#### Your instructions
Look through the records and copy every line in which "Operations" appears.

(Stored items)
┌──

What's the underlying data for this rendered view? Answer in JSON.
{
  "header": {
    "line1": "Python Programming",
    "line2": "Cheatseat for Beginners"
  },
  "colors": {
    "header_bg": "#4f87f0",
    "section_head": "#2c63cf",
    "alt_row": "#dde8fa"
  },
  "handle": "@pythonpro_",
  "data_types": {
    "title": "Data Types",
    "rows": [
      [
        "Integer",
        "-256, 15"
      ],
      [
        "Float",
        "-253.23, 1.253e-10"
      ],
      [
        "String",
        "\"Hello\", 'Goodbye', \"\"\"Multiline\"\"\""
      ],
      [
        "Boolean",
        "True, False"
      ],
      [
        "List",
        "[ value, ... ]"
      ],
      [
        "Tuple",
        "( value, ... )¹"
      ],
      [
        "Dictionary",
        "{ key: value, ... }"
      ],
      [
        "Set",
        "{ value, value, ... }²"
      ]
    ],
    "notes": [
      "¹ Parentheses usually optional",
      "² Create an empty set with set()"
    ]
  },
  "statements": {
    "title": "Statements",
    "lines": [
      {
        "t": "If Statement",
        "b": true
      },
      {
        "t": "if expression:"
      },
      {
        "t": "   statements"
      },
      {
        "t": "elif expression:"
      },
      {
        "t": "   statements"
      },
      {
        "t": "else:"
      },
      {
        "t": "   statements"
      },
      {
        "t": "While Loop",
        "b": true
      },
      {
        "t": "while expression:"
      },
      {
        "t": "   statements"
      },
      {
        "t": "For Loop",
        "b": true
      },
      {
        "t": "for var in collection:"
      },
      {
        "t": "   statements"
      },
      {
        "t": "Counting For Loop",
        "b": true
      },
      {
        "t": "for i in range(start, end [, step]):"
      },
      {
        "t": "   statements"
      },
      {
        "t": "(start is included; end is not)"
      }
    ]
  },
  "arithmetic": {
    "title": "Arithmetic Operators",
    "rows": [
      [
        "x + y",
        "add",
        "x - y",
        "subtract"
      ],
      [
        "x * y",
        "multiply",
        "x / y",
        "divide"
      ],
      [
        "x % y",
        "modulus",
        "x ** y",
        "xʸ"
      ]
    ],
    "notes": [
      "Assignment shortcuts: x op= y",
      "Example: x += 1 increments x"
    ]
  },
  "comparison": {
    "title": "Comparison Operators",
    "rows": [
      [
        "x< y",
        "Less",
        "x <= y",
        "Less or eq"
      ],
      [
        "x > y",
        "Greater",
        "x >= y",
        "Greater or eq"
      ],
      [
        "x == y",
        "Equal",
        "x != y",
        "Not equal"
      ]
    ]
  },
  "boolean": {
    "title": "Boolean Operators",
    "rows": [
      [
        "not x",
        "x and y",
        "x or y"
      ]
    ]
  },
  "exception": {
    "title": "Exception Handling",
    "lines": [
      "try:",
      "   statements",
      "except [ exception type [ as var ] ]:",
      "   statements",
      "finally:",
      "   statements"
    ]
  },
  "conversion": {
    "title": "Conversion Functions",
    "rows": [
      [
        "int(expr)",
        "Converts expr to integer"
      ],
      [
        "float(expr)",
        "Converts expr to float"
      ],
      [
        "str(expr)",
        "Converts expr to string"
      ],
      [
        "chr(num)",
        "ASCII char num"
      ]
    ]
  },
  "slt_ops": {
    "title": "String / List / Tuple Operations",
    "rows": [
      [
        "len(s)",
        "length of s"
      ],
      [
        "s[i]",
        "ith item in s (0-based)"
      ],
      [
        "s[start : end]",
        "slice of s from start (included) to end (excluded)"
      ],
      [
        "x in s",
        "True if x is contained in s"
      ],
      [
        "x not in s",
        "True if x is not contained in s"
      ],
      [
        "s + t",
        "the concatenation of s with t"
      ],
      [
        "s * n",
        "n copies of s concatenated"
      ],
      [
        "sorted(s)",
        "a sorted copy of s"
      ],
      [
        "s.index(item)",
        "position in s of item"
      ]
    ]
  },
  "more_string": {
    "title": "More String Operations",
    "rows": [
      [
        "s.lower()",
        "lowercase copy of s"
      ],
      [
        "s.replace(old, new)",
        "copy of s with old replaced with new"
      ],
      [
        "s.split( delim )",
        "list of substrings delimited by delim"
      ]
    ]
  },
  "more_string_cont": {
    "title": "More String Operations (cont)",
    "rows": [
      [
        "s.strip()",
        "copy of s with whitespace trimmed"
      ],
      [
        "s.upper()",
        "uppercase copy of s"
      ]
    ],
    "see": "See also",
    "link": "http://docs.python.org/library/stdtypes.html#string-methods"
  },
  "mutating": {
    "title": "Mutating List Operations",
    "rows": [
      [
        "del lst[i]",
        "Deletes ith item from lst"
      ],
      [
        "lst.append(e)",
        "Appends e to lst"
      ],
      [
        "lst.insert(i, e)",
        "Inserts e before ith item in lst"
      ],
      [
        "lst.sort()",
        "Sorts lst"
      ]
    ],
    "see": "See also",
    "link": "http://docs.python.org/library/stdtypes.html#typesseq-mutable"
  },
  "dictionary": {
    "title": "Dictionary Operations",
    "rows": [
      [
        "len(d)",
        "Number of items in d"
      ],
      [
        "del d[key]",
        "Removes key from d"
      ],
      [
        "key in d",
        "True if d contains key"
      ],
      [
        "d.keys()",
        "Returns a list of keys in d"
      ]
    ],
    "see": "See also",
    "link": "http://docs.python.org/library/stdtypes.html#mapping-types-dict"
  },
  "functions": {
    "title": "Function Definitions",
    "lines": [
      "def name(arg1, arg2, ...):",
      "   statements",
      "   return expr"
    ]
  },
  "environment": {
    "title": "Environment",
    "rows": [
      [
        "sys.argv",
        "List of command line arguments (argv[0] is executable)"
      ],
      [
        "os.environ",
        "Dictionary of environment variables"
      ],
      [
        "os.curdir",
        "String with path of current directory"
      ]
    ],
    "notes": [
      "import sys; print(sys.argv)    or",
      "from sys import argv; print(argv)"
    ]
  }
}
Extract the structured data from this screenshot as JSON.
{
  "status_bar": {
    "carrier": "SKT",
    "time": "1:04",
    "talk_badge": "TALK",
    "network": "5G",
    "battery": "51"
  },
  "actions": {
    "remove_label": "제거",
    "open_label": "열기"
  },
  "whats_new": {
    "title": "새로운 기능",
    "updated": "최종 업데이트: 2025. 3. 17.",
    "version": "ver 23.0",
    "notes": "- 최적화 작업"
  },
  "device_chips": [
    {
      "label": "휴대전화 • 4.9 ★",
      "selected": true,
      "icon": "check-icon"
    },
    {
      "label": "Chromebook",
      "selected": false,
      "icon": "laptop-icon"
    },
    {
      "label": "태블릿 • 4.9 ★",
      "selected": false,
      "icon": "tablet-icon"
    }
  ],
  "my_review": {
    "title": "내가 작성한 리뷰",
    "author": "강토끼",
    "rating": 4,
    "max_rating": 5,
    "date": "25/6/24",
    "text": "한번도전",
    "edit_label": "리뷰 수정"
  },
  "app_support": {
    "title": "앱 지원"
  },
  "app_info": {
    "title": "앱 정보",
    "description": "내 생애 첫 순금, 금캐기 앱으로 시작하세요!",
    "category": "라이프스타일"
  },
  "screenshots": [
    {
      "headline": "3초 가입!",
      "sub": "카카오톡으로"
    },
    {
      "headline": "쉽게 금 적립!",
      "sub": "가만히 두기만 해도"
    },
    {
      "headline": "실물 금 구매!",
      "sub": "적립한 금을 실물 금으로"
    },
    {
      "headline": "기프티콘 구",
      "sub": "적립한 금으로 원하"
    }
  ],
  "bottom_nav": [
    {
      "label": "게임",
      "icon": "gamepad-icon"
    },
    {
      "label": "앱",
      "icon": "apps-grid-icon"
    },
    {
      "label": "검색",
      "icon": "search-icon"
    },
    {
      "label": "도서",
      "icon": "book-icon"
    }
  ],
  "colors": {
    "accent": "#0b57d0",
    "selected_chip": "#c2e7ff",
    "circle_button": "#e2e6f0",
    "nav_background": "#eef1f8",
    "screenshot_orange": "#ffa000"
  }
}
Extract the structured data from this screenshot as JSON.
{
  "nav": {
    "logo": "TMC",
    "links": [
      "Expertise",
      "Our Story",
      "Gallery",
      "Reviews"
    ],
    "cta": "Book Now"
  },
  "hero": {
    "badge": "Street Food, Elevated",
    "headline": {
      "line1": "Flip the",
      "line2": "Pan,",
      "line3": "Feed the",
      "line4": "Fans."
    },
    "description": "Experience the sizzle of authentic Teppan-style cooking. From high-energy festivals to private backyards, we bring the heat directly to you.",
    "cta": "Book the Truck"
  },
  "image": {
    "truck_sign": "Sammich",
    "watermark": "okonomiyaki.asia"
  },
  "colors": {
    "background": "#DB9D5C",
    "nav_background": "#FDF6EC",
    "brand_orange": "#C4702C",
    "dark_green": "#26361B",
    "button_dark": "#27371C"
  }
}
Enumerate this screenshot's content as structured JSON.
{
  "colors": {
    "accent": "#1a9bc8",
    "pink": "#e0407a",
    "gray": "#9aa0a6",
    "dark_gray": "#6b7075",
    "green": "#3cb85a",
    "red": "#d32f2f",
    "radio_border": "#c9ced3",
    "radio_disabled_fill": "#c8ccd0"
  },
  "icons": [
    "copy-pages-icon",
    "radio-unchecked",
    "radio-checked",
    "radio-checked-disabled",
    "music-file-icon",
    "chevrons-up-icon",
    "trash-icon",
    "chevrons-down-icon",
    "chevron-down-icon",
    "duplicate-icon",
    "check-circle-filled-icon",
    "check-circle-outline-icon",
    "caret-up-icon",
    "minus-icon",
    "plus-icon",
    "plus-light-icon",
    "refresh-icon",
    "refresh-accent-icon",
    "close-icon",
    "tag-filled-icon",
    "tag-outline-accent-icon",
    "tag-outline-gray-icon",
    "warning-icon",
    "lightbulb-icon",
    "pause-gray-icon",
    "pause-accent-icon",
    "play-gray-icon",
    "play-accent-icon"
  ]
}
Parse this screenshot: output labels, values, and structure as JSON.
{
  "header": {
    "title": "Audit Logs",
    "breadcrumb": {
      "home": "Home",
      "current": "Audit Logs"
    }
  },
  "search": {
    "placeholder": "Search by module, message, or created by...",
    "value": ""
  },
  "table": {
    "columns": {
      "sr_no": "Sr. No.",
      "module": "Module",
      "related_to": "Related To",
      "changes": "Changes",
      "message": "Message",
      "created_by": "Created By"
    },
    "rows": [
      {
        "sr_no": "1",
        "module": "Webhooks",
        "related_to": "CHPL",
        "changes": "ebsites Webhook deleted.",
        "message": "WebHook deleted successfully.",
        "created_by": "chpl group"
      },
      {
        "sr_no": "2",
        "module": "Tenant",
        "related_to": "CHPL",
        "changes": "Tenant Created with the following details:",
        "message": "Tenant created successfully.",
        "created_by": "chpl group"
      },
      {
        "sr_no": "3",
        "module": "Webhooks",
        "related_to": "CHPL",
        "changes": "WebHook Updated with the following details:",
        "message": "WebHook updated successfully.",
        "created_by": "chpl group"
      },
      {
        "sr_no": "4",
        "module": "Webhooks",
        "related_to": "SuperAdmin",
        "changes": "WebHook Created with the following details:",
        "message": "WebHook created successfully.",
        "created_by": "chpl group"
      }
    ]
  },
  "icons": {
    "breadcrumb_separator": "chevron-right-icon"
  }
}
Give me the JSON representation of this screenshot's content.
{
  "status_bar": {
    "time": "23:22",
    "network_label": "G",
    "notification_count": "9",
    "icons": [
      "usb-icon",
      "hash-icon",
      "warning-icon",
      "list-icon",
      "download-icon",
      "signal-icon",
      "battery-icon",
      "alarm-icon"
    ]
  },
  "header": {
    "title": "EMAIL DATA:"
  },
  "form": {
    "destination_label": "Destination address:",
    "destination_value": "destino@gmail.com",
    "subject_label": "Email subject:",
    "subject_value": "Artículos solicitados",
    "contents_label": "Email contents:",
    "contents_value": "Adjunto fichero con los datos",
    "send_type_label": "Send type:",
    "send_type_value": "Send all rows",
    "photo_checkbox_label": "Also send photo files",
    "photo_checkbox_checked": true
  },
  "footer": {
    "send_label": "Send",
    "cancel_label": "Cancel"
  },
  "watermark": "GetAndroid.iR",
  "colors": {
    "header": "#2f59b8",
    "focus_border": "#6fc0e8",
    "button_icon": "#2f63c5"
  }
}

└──

#### Result below
    "title": "String / List / Tuple Operations",
    "title": "More String Operations",
    "title": "More String Operations (cont)",
    "title": "Mutating List Operations",
    "title": "Dictionary Operations",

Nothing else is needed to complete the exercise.